■ **ABOUT THIS TASK**: Across the lines of the records below, how many have the string "JSON" in them? Answer with the number alone.
━━━━━ RECORDED DATA
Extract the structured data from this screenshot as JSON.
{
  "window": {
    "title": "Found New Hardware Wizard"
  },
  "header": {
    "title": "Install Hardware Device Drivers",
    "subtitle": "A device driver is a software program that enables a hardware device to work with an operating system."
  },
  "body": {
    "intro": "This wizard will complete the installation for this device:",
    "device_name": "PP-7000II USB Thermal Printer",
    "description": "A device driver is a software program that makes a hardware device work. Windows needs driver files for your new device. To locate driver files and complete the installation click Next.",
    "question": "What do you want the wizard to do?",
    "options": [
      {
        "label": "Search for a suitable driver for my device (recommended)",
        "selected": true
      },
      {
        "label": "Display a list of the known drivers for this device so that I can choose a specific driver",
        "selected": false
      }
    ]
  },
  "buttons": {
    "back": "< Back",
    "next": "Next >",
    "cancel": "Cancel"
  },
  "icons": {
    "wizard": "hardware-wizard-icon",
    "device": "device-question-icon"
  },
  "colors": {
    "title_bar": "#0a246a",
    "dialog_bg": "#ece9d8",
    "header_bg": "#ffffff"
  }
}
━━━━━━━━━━
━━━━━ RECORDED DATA
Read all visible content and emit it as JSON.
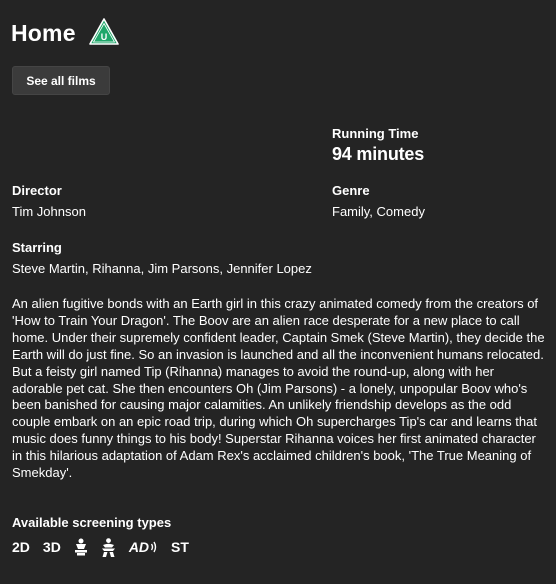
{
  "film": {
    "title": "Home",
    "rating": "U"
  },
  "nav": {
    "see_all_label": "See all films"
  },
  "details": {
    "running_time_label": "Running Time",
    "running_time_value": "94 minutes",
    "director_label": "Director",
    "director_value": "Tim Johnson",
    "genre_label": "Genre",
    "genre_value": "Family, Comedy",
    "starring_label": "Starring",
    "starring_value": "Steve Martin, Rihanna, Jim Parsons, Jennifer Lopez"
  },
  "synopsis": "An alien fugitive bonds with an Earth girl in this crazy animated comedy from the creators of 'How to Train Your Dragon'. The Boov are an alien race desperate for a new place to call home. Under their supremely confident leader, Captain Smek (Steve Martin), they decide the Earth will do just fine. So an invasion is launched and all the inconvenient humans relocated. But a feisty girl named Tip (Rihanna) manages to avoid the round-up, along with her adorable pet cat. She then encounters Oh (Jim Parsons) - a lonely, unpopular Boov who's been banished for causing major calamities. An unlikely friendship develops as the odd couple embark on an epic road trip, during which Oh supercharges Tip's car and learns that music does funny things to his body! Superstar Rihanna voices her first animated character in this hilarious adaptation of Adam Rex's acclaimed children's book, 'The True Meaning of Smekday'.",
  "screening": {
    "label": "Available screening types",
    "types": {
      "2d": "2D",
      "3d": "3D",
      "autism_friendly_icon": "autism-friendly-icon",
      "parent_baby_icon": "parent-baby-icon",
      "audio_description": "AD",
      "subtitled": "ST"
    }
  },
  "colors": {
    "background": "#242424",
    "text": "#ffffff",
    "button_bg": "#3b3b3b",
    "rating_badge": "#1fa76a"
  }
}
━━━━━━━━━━
■ **THE COMPLETED TASK**: 2